Every episode features interviews with caregivers, partners, and family members during the birth. The women themselves are never interviewed, as they are otherwise occupied. While producers could return to interview mothers a few days later and insert those interviews into the birthing scenes, such a practice would increase the series’ tightly controlled budget. Likewise, mothers could be interviewed immediately after birth, but it seems unlikely that many women would be much interested.
Even the rare episodes that feature home births work to deny women control over the narratives of their births. The central narrative enigma in such episodes revolves around how well the mother will withstand the pain, and we witness several scenes of excruciating pain. Thus, the laboring body again becomes the primary antagonist, battling against the mother’s desire for a natural experience. This narrative of the mother’s relationship to her laboring body is at odds with non-medical portrayals that emphasize her agency and the embracing of, and working through, pain.
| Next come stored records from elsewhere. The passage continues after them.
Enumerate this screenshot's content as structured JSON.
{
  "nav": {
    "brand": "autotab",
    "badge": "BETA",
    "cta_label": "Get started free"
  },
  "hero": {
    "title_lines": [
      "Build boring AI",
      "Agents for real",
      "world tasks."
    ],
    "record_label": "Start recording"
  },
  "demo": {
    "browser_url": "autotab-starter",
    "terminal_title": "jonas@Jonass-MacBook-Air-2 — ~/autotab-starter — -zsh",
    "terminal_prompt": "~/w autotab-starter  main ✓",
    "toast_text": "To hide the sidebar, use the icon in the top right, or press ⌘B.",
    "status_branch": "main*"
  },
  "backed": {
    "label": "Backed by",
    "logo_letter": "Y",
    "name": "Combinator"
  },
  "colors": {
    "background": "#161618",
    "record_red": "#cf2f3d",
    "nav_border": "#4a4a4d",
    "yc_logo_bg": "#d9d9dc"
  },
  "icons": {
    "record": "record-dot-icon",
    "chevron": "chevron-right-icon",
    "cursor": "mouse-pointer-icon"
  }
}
While episodes of A Baby Story may reinforce a medicalized narrative about birth, the consequences of such portrayals for viewers are almost certainly more complex. In our case, these stories prompted my wife and me to discuss her birth plan. Specifically, she saw one episode in which a woman waited until she was nearly in transition before she went to the hospital, and she found this appealing. The portrayal of various interventions led us to research their benefits and dangers, as well as alternatives to procedures we found ghastly.
The great benefit of A Baby Story, in my estimation, then, is that it does offer narratives of childbirth, even if those narratives tend to provide little useful information and reinforce hospital birth and medical intervention. Narratives of other women’s birthing experiences, even in such a commercialized and restricted environment, can allow viewers to reflect on their own plans, preferences, and experiences. Fortunately, other resources offering different narratives are available on-line and in libraries-accounts that validate something other than the medical establishment. Still, the narratives of A Baby Story are a significant change from the pain-free, worry-free, blood-free stories of birth that mainstream television has told for decades.
England, Pam and Rob Horowitz. Birthing from Within: An Extra-Ordinary Guide to Childbirth Preparation. Partera Press: 1998.
Simkin, Penny. “Just Another Day in a Woman’s Life? Women’s Long-Term Perceptions of Their First Birth Experience. Part I.” Birth 18, 4 (1991): 203-210.
Please feel free to comment.